Listen:

Recently I found that I need to be able to produce *near infinite* colours to display on a graph as lines, like so:

I have solved this problem before, but completely forgot how I did it. There isn’t so much about colour selection online, so I will discuss this quickly here…

**Problem definition:** Given some number, $i$, where $i \ge 0$ and $i$ counts upwards such that $i = \{ 0, 1, .., n \}$, produce a unique HTML colour that minimizes overlap with existing colours.

*This article was inspired by a conversation with a friend many moons ago…*

**Note:** This is just surface deep - colour theory gets *much* harder. There be dragons here!

The RGB colour space is not so easy to work with, as you have to adjust three different values to produce some colour ^{1}.

Instead, we look to pick a colour from the HSV colour space ^{2}.

By changing just the hue and locking in the saturation and value, we can adjust one parameter and select distinctively different colours.

In nature flowers like to grow florets such that they maximize sunlight, by minimizing overlap ^{3}.

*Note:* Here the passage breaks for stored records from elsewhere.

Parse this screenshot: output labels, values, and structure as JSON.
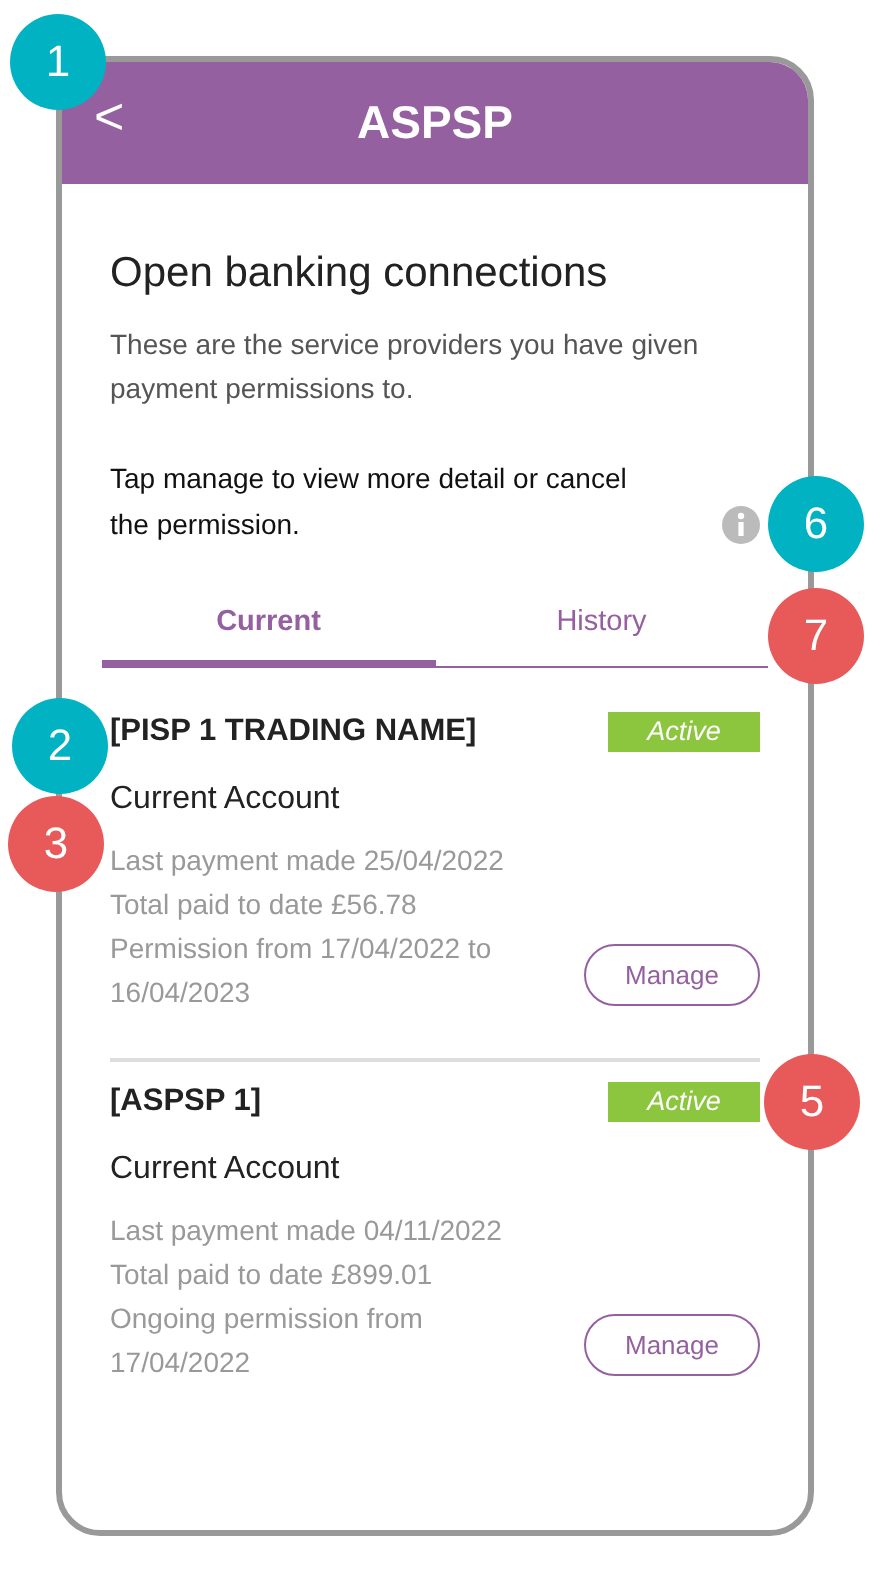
{
  "header": {
    "back": "<",
    "title": "ASPSP"
  },
  "heading": "Open banking connections",
  "intro": "These are the service providers you have given payment permissions to.",
  "hint": "Tap manage to view more detail or cancel the permission.",
  "tabs": [
    {
      "label": "Current",
      "selected": true
    },
    {
      "label": "History",
      "selected": false
    }
  ],
  "connections": [
    {
      "name": "[PISP 1 TRADING NAME]",
      "status": "Active",
      "account": "Current Account",
      "details": [
        "Last payment made 25/04/2022",
        "Total paid to date  £56.78",
        "Permission from 17/04/2022 to 16/04/2023"
      ],
      "button": "Manage"
    },
    {
      "name": "[ASPSP 1]",
      "status": "Active",
      "account": "Current Account",
      "details": [
        "Last payment made 04/11/2022",
        "Total paid to date  £899.01",
        "Ongoing permission from 17/04/2022"
      ],
      "button": "Manage"
    }
  ],
  "annotations": [
    {
      "label": "1",
      "color": "#00b2c2"
    },
    {
      "label": "6",
      "color": "#00b2c2"
    },
    {
      "label": "7",
      "color": "#e85a5a"
    },
    {
      "label": "2",
      "color": "#00b2c2"
    },
    {
      "label": "3",
      "color": "#e85a5a"
    },
    {
      "label": "5",
      "color": "#e85a5a"
    }
  ]
}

You can checkout the Wikipedia article for more information on this, but we are interested in the following section:

The fraction of a circle occupied by the golden angle is therefore

$f \approx 0.381966$

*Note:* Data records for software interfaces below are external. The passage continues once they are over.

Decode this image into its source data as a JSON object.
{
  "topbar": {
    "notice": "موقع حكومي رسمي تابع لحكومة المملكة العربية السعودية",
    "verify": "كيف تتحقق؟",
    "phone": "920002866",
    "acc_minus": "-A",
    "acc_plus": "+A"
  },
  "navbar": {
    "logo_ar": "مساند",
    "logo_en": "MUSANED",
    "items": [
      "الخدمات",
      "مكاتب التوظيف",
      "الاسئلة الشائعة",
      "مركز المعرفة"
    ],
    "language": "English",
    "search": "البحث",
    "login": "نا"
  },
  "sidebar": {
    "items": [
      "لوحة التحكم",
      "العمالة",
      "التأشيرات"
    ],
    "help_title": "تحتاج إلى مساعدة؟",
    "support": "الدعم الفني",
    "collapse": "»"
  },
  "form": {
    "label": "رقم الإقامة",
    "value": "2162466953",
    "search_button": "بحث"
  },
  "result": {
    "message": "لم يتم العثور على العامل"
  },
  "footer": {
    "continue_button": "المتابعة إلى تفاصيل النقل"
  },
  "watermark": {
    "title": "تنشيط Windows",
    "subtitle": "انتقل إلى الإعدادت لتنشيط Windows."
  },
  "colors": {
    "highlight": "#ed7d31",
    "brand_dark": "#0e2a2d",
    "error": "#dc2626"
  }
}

Without further delay, here the is the code that solves the problem:

0001 from matplotlib.colors import hsv_to_rgb 0002 import numpy as np 0003 0004 # get_col() 0005 # 0006 # Get a HTML RGB colour based on an index number. 0007 # 0008 # @param i The index number. 0009 # @return The suggested HTML colour. 0010 def get_col(i):0011 # hsv_to_rgb() function takes values between 0.0 and 1.0 0012 # Multiply the index value by golden angle number and mod it 0013 rgb=hsv_to_rgb(np.array([(i*0.381966)%1.0,1,1]))0014 # hsv_to_rgb() returns an array of 3 values between 0.0 and 1.0 0015 # Generate RGB bytes 0016 r=int(rgb[0]*255)0017 g=int(rgb[1]*255)0018 b=int(rgb[2]*255)0019 # Now put into a single integer representing the colour 0020 c=(r<<16)|(g<<8)|b 0021 # Convert to a hex string and remove '0x' from the front 0022 r=hex(c)[2:]0023 # Ensure we end up with 6 characters 0024 while len(r)<6:0025 r="0"+r 0026 # Throw a '#' on the front to indicate it is a HTML colour 0027 return "#"+r

As you can see, we borrow the `hsv_to_rgb()`

conversion from `matplotlib`

(as I wanted to use this library anyway) ^{4}.

**Use at your own risk.** It works for *me* - maybe there is still some edge cases, i.e. there is no guarding for $i < 0$, or any testing for large values of $i$ (it will repeat *eventually*). A better algorithm may also make use of darker colours, or have the ability to select which ranges you want to pick from for a ‘theme’.

Note: You could remove this dependency by writing the conversion yourself.↩︎